ACTION ITEM:
Where in the listing does the string "name" appear? Copy every line that holds it.

┌──

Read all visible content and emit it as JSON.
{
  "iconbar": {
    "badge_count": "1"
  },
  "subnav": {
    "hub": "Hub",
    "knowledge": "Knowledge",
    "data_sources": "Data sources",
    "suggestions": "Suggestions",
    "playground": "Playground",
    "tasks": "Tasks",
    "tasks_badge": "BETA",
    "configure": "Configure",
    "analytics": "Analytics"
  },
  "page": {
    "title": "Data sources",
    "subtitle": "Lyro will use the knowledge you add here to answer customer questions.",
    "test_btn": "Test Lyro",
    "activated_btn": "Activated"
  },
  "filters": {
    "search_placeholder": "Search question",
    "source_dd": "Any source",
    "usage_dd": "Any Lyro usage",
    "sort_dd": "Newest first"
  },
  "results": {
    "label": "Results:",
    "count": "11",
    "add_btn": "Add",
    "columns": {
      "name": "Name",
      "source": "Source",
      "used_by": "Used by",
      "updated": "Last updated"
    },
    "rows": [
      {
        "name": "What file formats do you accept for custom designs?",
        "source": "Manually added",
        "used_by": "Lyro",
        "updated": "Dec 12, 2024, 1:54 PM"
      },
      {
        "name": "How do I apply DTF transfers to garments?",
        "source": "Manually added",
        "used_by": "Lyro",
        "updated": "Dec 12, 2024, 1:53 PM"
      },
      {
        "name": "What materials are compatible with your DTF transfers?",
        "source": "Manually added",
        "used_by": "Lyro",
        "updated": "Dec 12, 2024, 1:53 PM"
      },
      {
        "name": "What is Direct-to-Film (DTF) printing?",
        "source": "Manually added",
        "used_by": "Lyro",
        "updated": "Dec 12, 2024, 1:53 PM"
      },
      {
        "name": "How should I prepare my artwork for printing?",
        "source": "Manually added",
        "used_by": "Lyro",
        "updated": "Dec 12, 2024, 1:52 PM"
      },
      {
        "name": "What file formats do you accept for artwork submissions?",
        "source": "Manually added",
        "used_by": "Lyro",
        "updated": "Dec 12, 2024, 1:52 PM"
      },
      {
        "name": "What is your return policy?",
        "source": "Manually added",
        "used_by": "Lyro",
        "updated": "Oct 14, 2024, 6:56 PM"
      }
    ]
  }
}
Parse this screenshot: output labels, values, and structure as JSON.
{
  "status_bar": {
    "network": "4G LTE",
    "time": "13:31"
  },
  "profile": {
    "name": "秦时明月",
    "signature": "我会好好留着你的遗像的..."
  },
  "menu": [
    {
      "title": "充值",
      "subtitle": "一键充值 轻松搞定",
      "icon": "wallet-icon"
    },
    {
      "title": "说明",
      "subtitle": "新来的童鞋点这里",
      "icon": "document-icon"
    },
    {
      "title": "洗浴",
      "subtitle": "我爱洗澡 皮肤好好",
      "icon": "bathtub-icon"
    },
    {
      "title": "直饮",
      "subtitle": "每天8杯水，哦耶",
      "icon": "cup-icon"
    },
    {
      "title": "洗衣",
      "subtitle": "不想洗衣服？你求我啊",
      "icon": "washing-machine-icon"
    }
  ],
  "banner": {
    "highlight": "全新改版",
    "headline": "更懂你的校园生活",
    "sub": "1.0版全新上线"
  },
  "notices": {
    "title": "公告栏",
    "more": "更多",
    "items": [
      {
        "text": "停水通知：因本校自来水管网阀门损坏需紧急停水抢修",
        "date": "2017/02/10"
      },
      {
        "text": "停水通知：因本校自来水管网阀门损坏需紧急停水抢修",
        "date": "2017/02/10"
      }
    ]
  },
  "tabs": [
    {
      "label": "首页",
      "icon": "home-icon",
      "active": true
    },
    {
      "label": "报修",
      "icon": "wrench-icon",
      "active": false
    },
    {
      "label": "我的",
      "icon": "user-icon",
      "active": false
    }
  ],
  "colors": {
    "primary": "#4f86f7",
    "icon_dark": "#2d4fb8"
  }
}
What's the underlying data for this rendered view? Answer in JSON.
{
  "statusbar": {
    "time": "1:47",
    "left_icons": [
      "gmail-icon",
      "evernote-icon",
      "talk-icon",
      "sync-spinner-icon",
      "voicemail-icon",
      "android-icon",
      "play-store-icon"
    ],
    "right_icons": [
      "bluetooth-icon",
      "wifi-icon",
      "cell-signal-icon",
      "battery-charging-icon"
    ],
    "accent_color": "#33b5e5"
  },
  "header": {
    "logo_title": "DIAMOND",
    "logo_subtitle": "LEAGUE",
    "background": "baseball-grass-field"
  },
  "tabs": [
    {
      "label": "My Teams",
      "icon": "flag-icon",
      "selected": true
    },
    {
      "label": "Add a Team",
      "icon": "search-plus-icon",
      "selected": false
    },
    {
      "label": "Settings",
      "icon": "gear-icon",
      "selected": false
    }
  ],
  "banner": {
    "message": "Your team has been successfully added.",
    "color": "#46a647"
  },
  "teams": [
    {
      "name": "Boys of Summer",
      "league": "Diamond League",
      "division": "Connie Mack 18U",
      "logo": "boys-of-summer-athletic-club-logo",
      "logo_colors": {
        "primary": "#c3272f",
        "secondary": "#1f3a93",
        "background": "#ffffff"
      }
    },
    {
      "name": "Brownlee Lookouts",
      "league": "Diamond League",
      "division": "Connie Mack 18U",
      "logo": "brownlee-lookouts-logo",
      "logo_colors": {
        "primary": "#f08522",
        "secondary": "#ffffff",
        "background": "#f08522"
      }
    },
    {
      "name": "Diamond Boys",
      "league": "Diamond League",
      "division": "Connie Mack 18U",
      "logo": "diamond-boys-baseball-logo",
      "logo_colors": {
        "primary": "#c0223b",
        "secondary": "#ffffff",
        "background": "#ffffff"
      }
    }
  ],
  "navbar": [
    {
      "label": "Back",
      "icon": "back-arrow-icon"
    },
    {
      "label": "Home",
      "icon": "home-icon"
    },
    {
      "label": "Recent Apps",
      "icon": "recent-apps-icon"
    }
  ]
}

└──

RESPONSE FOR THIS EXERCISE:
      "name": "Name",
        "name": "What file formats do you accept for custom designs?",
        "name": "How do I apply DTF transfers to garments?",
        "name": "What materials are compatible with your DTF transfers?",
        "name": "What is Direct-to-Film (DTF) printing?",
        "name": "How should I prepare my artwork for printing?",
        "name": "What file formats do you accept for artwork submissions?",
        "name": "What is your return policy?",
    "name": "秦时明月",
      "name": "Boys of Summer",
      "name": "Brownlee Lookouts",
      "name": "Diamond Boys",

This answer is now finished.